/---

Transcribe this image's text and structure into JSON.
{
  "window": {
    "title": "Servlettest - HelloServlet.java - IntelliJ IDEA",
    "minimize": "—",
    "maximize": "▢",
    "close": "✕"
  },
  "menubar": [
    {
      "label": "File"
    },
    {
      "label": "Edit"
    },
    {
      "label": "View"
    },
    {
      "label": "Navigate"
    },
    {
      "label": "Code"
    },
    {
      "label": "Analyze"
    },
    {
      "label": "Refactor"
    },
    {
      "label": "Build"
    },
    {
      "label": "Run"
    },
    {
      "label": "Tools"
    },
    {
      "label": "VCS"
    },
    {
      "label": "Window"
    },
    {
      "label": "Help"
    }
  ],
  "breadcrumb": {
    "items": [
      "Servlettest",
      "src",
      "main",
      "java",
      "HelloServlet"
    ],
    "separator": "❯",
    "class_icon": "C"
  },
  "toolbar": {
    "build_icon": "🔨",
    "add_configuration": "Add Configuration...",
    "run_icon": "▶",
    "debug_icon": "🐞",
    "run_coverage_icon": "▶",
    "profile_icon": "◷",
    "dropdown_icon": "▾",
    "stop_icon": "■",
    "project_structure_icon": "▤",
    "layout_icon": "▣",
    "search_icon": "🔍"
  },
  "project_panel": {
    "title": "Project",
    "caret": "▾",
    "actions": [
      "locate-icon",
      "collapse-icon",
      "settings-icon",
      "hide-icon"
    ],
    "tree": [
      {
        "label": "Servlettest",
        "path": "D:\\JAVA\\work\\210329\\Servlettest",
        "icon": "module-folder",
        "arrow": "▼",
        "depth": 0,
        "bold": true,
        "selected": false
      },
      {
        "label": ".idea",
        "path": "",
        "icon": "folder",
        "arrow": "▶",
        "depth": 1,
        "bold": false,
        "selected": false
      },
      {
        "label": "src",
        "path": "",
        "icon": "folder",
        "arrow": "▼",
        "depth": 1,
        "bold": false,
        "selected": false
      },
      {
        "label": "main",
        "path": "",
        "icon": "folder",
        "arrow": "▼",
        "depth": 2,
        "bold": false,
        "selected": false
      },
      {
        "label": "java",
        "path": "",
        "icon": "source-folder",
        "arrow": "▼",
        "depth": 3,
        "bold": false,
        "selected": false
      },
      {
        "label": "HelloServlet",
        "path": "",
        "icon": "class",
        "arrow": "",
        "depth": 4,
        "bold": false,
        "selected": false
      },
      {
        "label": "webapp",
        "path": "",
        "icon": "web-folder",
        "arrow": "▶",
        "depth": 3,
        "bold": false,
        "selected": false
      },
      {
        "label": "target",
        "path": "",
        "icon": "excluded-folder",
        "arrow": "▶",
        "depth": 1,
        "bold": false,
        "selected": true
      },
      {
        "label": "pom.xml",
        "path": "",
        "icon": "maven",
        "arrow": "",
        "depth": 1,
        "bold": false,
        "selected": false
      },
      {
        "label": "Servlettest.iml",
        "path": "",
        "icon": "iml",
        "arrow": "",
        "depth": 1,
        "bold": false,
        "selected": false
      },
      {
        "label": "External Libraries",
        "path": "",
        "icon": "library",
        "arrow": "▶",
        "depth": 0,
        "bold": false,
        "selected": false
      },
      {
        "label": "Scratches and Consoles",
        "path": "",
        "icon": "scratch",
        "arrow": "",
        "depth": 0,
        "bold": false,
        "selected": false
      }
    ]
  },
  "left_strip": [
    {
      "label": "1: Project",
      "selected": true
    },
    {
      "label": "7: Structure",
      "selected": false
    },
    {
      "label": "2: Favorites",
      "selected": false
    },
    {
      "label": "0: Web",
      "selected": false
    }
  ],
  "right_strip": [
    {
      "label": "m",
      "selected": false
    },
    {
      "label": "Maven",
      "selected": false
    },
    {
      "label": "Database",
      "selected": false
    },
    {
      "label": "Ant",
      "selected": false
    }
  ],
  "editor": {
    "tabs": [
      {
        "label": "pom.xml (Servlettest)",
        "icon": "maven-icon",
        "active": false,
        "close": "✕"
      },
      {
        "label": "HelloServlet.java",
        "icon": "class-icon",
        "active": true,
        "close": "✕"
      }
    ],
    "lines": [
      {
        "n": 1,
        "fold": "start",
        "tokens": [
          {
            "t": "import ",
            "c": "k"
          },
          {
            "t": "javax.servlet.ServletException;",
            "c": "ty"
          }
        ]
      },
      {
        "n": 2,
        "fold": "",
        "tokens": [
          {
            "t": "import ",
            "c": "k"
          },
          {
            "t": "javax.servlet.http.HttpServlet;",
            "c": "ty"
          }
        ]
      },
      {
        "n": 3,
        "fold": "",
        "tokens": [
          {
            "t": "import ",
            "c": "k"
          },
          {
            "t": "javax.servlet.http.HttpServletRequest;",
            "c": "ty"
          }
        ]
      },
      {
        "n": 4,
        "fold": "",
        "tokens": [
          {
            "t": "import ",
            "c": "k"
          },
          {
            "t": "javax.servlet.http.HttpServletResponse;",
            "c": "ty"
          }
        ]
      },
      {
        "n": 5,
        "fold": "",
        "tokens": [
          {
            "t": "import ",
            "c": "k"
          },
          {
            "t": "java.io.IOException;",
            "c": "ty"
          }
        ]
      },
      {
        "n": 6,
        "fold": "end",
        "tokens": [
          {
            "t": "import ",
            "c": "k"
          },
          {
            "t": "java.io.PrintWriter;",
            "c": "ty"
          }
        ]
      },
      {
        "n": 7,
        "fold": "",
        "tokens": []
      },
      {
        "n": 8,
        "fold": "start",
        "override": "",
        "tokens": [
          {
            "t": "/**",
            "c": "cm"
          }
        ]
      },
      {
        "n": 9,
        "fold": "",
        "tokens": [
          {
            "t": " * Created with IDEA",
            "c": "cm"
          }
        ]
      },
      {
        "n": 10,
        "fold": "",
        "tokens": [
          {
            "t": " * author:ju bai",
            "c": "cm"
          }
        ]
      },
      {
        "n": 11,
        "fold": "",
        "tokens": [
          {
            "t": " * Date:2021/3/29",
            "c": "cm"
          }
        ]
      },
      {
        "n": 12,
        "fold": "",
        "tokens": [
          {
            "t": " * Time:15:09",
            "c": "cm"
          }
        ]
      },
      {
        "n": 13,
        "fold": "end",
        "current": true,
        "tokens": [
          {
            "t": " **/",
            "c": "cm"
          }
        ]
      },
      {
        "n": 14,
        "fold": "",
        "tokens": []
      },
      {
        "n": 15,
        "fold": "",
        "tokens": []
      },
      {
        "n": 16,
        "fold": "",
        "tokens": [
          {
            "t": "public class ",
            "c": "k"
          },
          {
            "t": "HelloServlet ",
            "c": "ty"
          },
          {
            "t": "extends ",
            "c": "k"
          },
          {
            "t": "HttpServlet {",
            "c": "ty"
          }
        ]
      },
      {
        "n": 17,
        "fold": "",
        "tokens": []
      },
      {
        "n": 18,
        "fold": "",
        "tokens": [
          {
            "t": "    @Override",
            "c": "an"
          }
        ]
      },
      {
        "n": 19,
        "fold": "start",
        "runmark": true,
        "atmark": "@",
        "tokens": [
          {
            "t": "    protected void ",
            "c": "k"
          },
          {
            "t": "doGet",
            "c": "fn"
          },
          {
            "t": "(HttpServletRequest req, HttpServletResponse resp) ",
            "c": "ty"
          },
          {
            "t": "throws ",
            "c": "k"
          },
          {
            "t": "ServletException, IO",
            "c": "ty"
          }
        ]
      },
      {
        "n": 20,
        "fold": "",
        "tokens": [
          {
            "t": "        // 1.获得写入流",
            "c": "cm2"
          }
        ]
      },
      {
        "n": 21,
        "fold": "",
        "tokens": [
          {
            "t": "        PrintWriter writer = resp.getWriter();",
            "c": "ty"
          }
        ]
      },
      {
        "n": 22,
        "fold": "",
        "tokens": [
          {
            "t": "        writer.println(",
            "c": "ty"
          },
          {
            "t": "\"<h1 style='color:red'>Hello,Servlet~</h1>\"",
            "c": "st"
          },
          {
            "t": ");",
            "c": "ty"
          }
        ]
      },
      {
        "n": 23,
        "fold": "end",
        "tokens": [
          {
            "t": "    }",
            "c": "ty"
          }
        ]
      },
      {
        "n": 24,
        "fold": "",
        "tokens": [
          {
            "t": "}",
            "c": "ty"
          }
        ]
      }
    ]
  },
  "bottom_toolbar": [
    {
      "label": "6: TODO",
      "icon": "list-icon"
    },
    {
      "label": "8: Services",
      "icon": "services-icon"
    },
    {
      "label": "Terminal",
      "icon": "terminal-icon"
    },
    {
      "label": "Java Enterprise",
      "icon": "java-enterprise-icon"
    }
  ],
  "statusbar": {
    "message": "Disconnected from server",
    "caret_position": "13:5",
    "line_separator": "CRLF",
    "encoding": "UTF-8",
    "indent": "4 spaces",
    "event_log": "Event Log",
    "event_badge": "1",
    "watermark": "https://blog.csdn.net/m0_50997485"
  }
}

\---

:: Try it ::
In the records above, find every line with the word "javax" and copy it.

:: Solution to the problem ::
            "t": "javax.servlet.ServletException;",
            "t": "javax.servlet.http.HttpServlet;",
            "t": "javax.servlet.http.HttpServletRequest;",
            "t": "javax.servlet.http.HttpServletResponse;",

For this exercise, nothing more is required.